Since 1818 - conductor of the Vienna Josefstadt Theater . He composed and staged light comic operas, including the operetta “1722, 1822, 1922” ( 1822 ), three acts of which described the past, present and future. According to the testimony of Nikolai Slonimsky , who cites in his book Musical Jokes a fragment of a review from the then London musical review Harmonicon, the future is presented by Glaser as the age of cars, when the plow plows by itself, and the plowman lazily follows, and the balloons took the place of the cabmen; for the authenticity of the musical image of the past, Glezer used the music of Georg Friedrich Handel and Johann Adolf Hasse , for the present - Joaquino Rossini and Karl Maria von Weber , for the future - Mozart , since it cannot become obsolete  .
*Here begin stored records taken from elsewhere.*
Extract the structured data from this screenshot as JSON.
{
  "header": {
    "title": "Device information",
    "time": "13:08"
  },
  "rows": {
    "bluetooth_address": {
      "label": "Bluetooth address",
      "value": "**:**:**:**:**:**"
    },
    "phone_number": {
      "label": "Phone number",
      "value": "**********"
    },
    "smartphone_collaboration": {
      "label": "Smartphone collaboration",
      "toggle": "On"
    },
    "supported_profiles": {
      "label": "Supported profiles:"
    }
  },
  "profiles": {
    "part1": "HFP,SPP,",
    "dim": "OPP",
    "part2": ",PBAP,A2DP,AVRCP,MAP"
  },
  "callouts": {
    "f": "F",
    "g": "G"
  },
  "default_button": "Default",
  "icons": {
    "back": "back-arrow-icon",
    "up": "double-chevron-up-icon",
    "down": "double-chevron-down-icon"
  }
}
In 1828, he transferred in the same position as bandmaster to the An der Wien Theater, and in 1830 to the Berlin Königstadt Theater, with which the greatest success was associated in his compositional career: the opera Eagle's Nest ( German Des Adlers Horst ; 1832 ), She didn’t leave various European scenes for about half a century - partly thanks to the courage of the librettist Karl von Holtey , who first brought out the image of a single mother on stage. In 1835, this opera was successfully staged at the Royal Opera in Copenhagen, which contributed to the further invitation of Glezer to work in this city.
From 1842 until his death, Glaser led the Royal Chapel , successfully debuting with William Tell by Joacchino Rossini . Since 1845, the court bandmaster.
In 1847 he was promoted to Cavalier of the Order of Danebrog .